Lobster Place’s uni (sea urchin) was breezy and briny, and got a grade of A-.
As part of the current evolution of Chelsea Market, old tenants are grabbing more space and revamping their premises to provide more opportunities for the sale of prepared food. In this connection, seafood distributor and retail fish store Lobster Place has added a new, narrow restaurant on the side with a separate entrance called Cull & Pistol, and placed several prepared seafood counters on its renovated and expanded retail floor. One such is a sushi bar, as distinguished from the sushi carryout mass-production facility directly behind it. Here the choice morsels are in a small glass refrigerator case, including perhaps seven or eight varieties of fish and crustaceans, to be made into sushi, sashimi, and ceviche, plus other miscellaneous tartares and tatakis. Here are some notes from FiTR’s first meal there, in the company of Andrew the Sushi Fanatic, who took a somewhat dimmer view of the fish than we did. Together, we assigned grades to the things we ate.
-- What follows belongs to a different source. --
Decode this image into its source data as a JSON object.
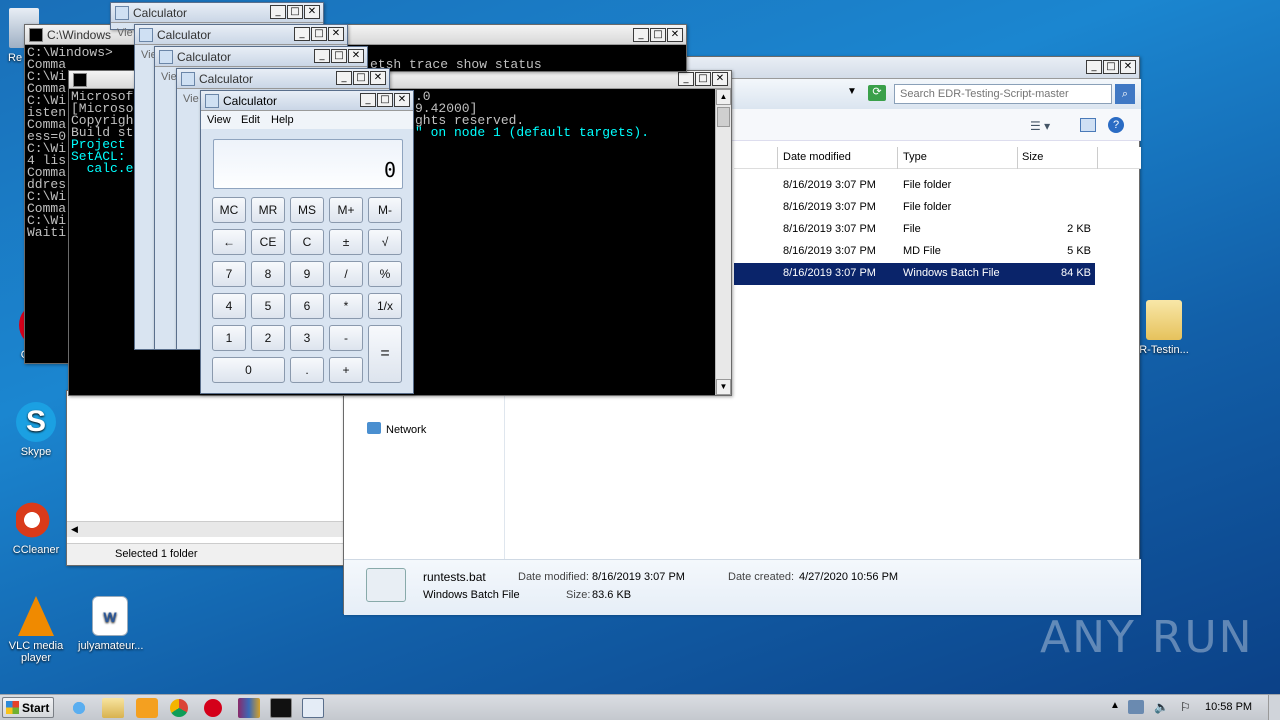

Whole fish sashimi, in which the filets are skinned, scraped, and deboned, then replaced in the carcass of the fish for a stunning visual effect. The mackerel is fresh as hell, too. A
The $30 regular sushi and maki roll combo is very pretty to look at, but the tuna was not top notch, and the salmon lacking in flavor. C+
At $16, the hamachi ceviche was generously served, though Andrew the Sushi Fanatic observed that the fish itself was rather dull tasting and needed more salt or soy. Still, the dish was redeemed by the tiny shiso leaf and fresh jalapeno. B
Pressed Osaka-style eel sushi (left) and o-toro sushi (right), are two of the single-piece sushi available, at $5 and $8. The sea eel was nearly superb, while the o-toro was adequate, but not distinsguished. B
Check out some earlier Early Words.